Helen Garner was born in Geelong, Australia, in 1942. Her award-winning books, including The Spare Room, Monkey Grip, The First Stone, and Joe Cinque’s Consolation, include novels, stories, screenplays, and works of nonfiction. She lives in Australia.
“My favorite discovery of the year.” —Anne Enright
“Luminous. . . It reminds us that literature not only can, but must, address the most important subjects, because it does so in ways no other form can.” —Claire Messud, Newsweek
“Garner is perhaps most easily introduced to new American readers as the Joan Didion of Australia--a person who writes with a diamond drill, depicting human relationships with such brutal clarity they seem to be rendered for the first time.” —April Smith, Los Angeles Times
“A Molotov cocktail of a book. . . Her voice is full of unexpected humor.” —Emily Carter, Minneapolis Star-Tribune
“A book so sensitive, sad, funny, and alive that it surely deserves an honored place on many shelves.” —Diana Athill, The Daily Telegraph (UK)
“Two women who have known each other for fifteen years, spending three weeks together with the weight of one crushing disease. How do we calculate what's important in our lives? Highly recommended.” —Bette-Lee Fox, Library Journal (starred review)

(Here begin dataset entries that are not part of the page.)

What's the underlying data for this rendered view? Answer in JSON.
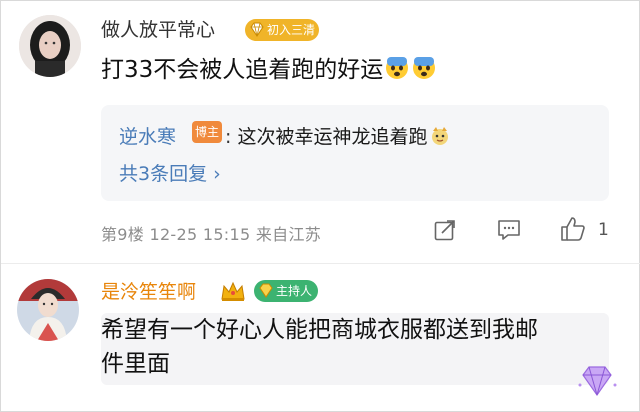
{
  "comment1": {
    "username": "做人放平常心",
    "badge": "初入三清",
    "text": "打33不会被人追着跑的好运",
    "reply": {
      "author": "逆水寒",
      "author_tag": "博主",
      "text": "这次被幸运神龙追着跑",
      "more_label": "共3条回复 ›"
    },
    "meta": "第9楼  12-25 15:15  来自江苏",
    "like_count": "1"
  },
  "comment2": {
    "username": "是泠笙笙啊",
    "badge": "主持人",
    "text_line1": "希望有一个好心人能把商城衣服都送到我邮",
    "text_line2": "件里面"
  },
  "colors": {
    "username_gold": "#e8850a",
    "link_blue": "#4a7cb8",
    "badge_gold": "#f0b429",
    "badge_green": "#3cb371"
  },
  "icons": [
    "share-icon",
    "comment-icon",
    "like-icon",
    "crown-icon",
    "gem-icon",
    "fearful-emoji",
    "dragon-emoji"
  ]
}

“Only great fiction demands us to reset our moral compass and look at our value coordinates all over again. The Spare Room achieves this.” —Neel Mukherjee, The Times (UK)